Whether it is to blow off steam, empathize with another going through a hard time or some injustice, solicit input or consensus from others, or to rally the troops toward change, venting must always serve a bigger ‘end purpose.” Even if it is to blow off steam or offer empathy, and the end purpose is nothing larger than that, then venting has a purpose to serve. But that end purpose has to have an end itself; once reached and accomplished, be done with it.
But if the venting has yet a larger purpose – to rally others toward making change (or possibly just driving yourself toward some change) or to find consensus or feedback about an issue – then the venting portion needs to end and the next stage to begin unless you want to stay stuck. Most revolutions die of inertia brought on by an inability to move past the “talk, talk, talk” phase.
Channel your venting energies
To move past the “talk, talk, talk” phase previously mentioned, start structuring your thoughts into a plan to illuminate problems and become solution-focused. Maybe your particular issue is very personal, such as career stagnation or an interpersonal conflict with another in the department:

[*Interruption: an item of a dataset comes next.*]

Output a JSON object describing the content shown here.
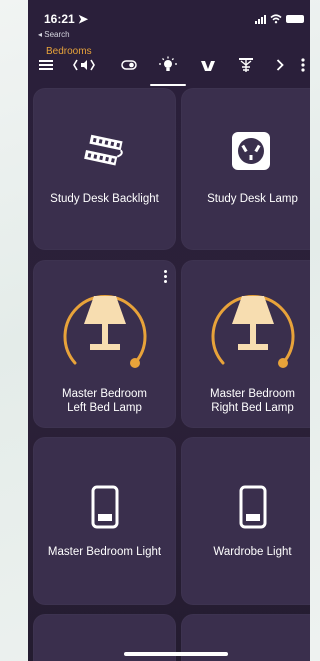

The bile taste rose up again in the back of Jill’s throat as she read over her semiannual evaluation from Sgt Kinneally; “inconsistent work product,” “average patrol officer, at best,” “needs significant improvement in current role before further career opportunities should be considered.” No matter how many stellar reviews she got from other supervisors over the years, no matter all the glowing “attagirls!” from the dicks for her investigative skills, and no matter all the commendations she’d received over her career, nothing would matter until Kinneally accepted her. He was the lieutenant’s best friend and closest advisor, after all, and he’d hated her since he first had to supervise “a broad?!? On my squad? You gotta be kidding me, right?” eighteen years ago.